Helicopters played a critical role in the Vietnam War. Not only was the terrain arduous for land transport, but it was also inhospitable for troops. The sheer distances involved made going anywhere by land a long and arduous process. The ever-shifting battle lines also made life interesting for all involved.
In April 1962, the 57th Medical Detachment brought their 5 Bell UH-1 helicopters with them to offer medevac to troops on the ground. The “Huey” proved invaluable as an air asset and soon gained almost legendary status. The first medevac in Vietnam was on the 12th of May 1962 when an ARVN advisor was injured in action. After that evacuation, the helicopters were in almost constant use. The term “Dust off” was first used in Vietnam to signify the dust the helicopter threw up when arriving to medevac casualties. It is a moniker that stuck.
The advantage with the Bell UH-1 over helicopters used in Korea was size and protection. A Huey could carry three stretchers and an orderly inside the cabin. This meant the first steps of critical care could be delivered right away and the patients could be stabilized during the flight. This led to a reduction in the mortality rate of patients who arrived at a field hospital, from 4 percent on World War 2 down to 1 percent during the Vietnam War.
DMZ DUSTOFF VIETNAM: True Stories of Unarmed Medevac Missions As Told By The Men Who Flew Them
Grabbing the hand-held radio and transmitting on Guard, Halvorson alerted the tower to their situation. “This is Dustoff 7-oh-7 on guard, north of Quant Tri about 20 miles out. We have multiple wounded on board, no idea of their condition, no hydralics, and no instruments. We need a straight in. Clear everything, I need to be first in line”. It was about this this time that Gary noticed one of the few instruments still working was the engine temperature gauge, “And it was running pretty hot.”

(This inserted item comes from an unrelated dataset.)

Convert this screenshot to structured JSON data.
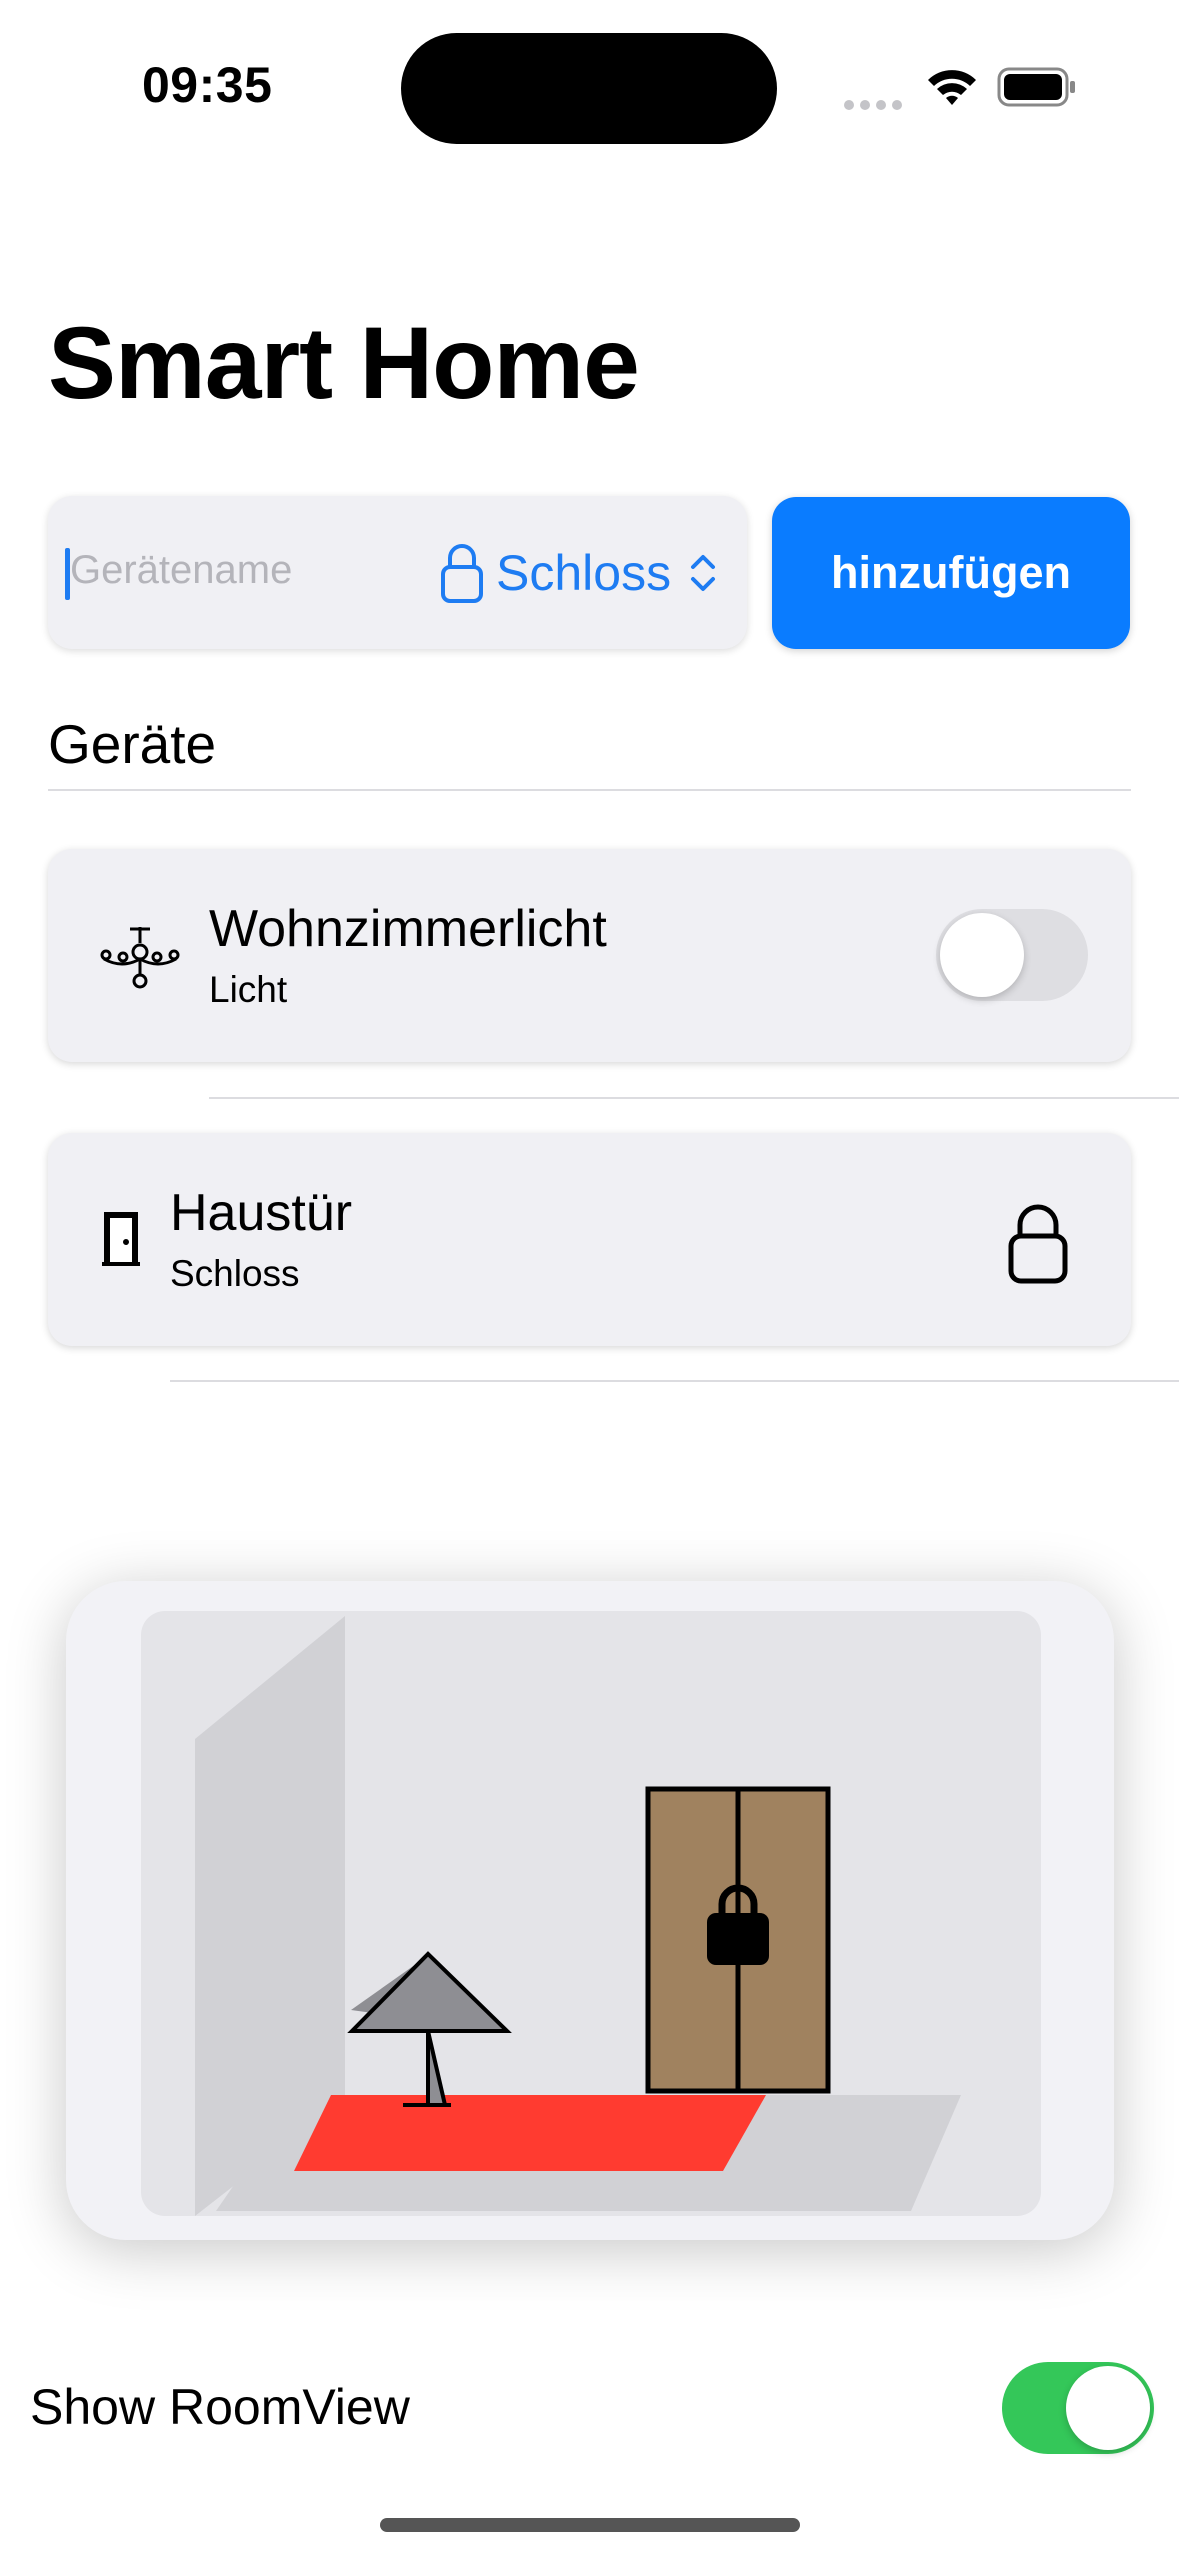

The development of the Personnel Rescue Hoist further added to the Huey’s utility. One of the main problems with operating in Vietnam was finding a suitable landing zone. The addition of the rescue hoist allowed medevac pilots to hover above the ground and still collect casualties. By 1966, these were in operation across the combat zone and further reduced the time it took a casualty to receive care. The co-pilot or crew chief could lower and control the hoist while ground troops or a medical orderly would load the casualty onto the stretcher attached. The hoist would be raised, and the casualty could be brought into the cabin while the helicopter transitioned to flight.

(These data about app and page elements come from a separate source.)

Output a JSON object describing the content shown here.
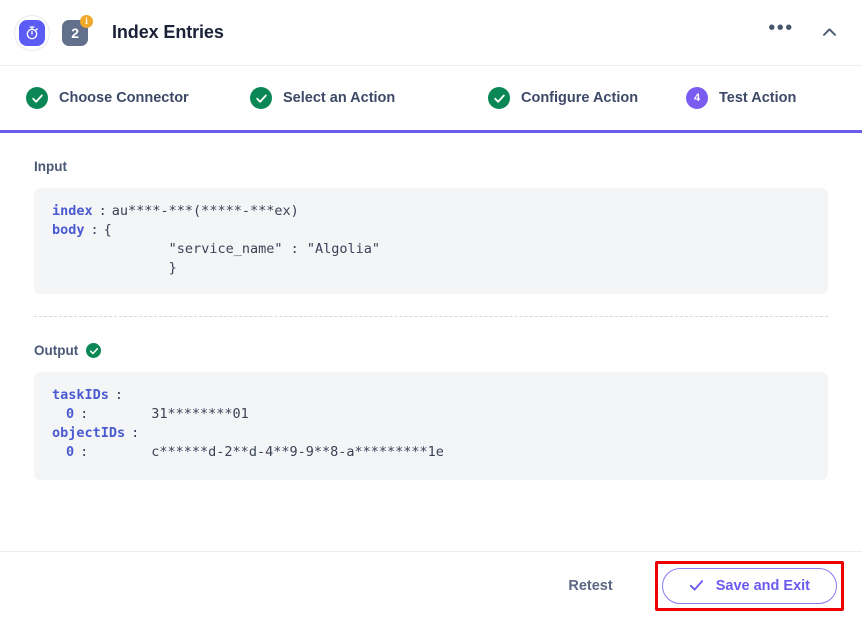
{
  "header": {
    "app_icon": "stopwatch-icon",
    "step_number": "2",
    "info_badge": "i",
    "title": "Index Entries",
    "more_label": "•••",
    "collapse_icon": "chevron-up-icon"
  },
  "stepper": {
    "steps": [
      {
        "label": "Choose Connector",
        "state": "done",
        "marker": "✓"
      },
      {
        "label": "Select an Action",
        "state": "done",
        "marker": "✓"
      },
      {
        "label": "Configure Action",
        "state": "done",
        "marker": "✓"
      },
      {
        "label": "Test Action",
        "state": "active",
        "marker": "4"
      }
    ],
    "accent_color": "#6d5bec",
    "done_color": "#0a8754",
    "active_color": "#7b5cf0"
  },
  "input": {
    "label": "Input",
    "rows": [
      {
        "key": "index",
        "colon": ":",
        "value": "au****-***(*****-***ex)"
      },
      {
        "key": "body",
        "colon": ":",
        "value": "{\n        \"service_name\" : \"Algolia\"\n        }"
      }
    ]
  },
  "output": {
    "label": "Output",
    "status_icon": "check-circle-icon",
    "rows": [
      {
        "key": "taskIDs",
        "colon": ":",
        "value": ""
      },
      {
        "index_key": "0",
        "colon": ":",
        "value": "31********01"
      },
      {
        "key": "objectIDs",
        "colon": ":",
        "value": ""
      },
      {
        "index_key": "0",
        "colon": ":",
        "value": "c******d-2**d-4**9-9**8-a*********1e"
      }
    ]
  },
  "footer": {
    "retest_label": "Retest",
    "save_label": "Save and Exit",
    "save_icon": "check-icon",
    "highlight_color": "#ee0000"
  }
}
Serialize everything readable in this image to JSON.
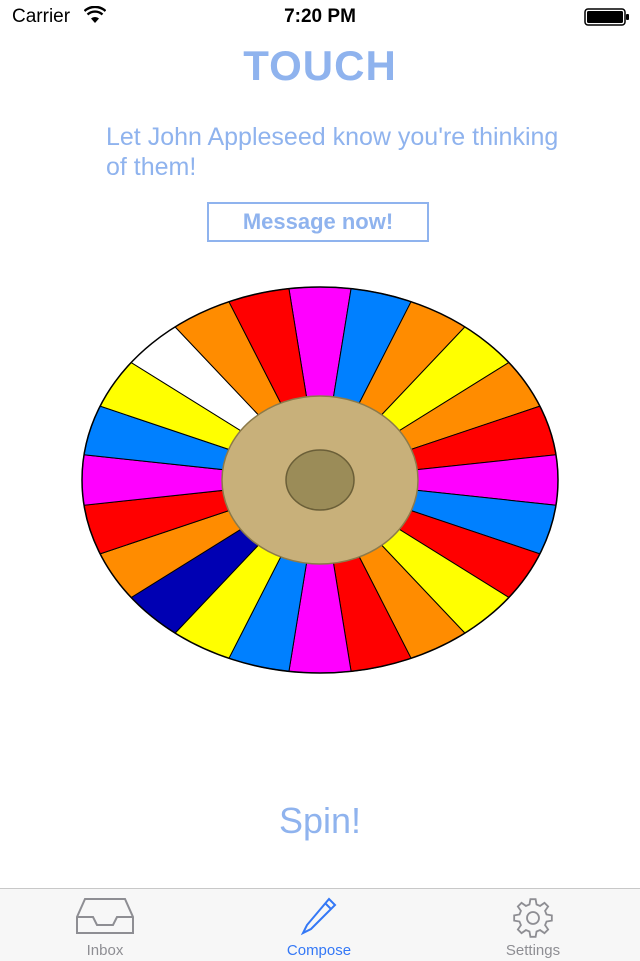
{
  "status_bar": {
    "carrier": "Carrier",
    "time": "7:20 PM",
    "wifi_icon": "wifi-icon",
    "battery_icon": "battery-icon"
  },
  "header": {
    "title": "TOUCH",
    "subtitle": "Let John Appleseed know you're thinking of them!"
  },
  "message_button": {
    "label": "Message now!"
  },
  "wheel": {
    "segment_colors": [
      "#ff00ff",
      "#0080ff",
      "#ff8c00",
      "#ffff00",
      "#ff8c00",
      "#ff0000",
      "#ff00ff",
      "#0080ff",
      "#ff0000",
      "#ffff00",
      "#ff8c00",
      "#ff0000",
      "#ff00ff",
      "#0080ff",
      "#ffff00",
      "#0000b3",
      "#ff8c00",
      "#ff0000",
      "#ff00ff",
      "#0080ff",
      "#ffff00",
      "#ffffff",
      "#ff8c00",
      "#ff0000"
    ],
    "hub_color": "#c8b07a",
    "center_color": "#9b8c58"
  },
  "spin_button": {
    "label": "Spin!"
  },
  "tab_bar": {
    "tabs": [
      {
        "label": "Inbox",
        "icon": "inbox-icon",
        "active": false
      },
      {
        "label": "Compose",
        "icon": "compose-icon",
        "active": true
      },
      {
        "label": "Settings",
        "icon": "gear-icon",
        "active": false
      }
    ],
    "active_color": "#3478f6",
    "inactive_color": "#8e8e93"
  },
  "accent_color": "#8fb3ee"
}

Medevac Hueys were unarmed and carried only a red cross on the front, bottom and on each door. The Viet Cong took no notice of the red cross and regarded medevac helicopters as fair game. This led to losses and immense acts of bravery from many medevac pilots. Due to the danger involved with piloting a medevac helicopter, crews experienced high casualty rates themselves. Around a third of all crews suffered injuries of one kind or another due to hostile fire and crashes. The weather, conditions, terrain and combat all conspired to make being a medevac pilot an extremely dangerous calling indeed.

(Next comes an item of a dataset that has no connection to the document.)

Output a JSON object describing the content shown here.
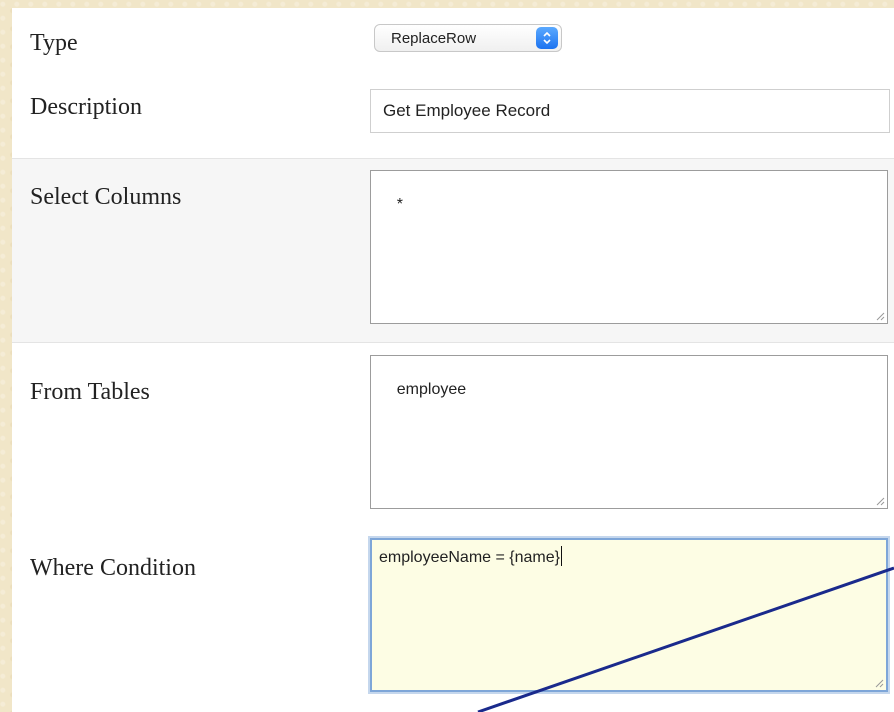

The primary helicopter used for medevac was the very capable Bell UH-1 Huey. However, it was not the only helicopter to serve in this role during the war. Others included the Sikorsky H-19 Chickasaw, Boeing-Vertol H-21 Shawnee, Kaman HH-43 Huskie, Sikorsky CH-34 Choctaw, Sikorsky CH-37 Mojave and the CH-47 Chinook. All helped with medevac or casevac in one way or another.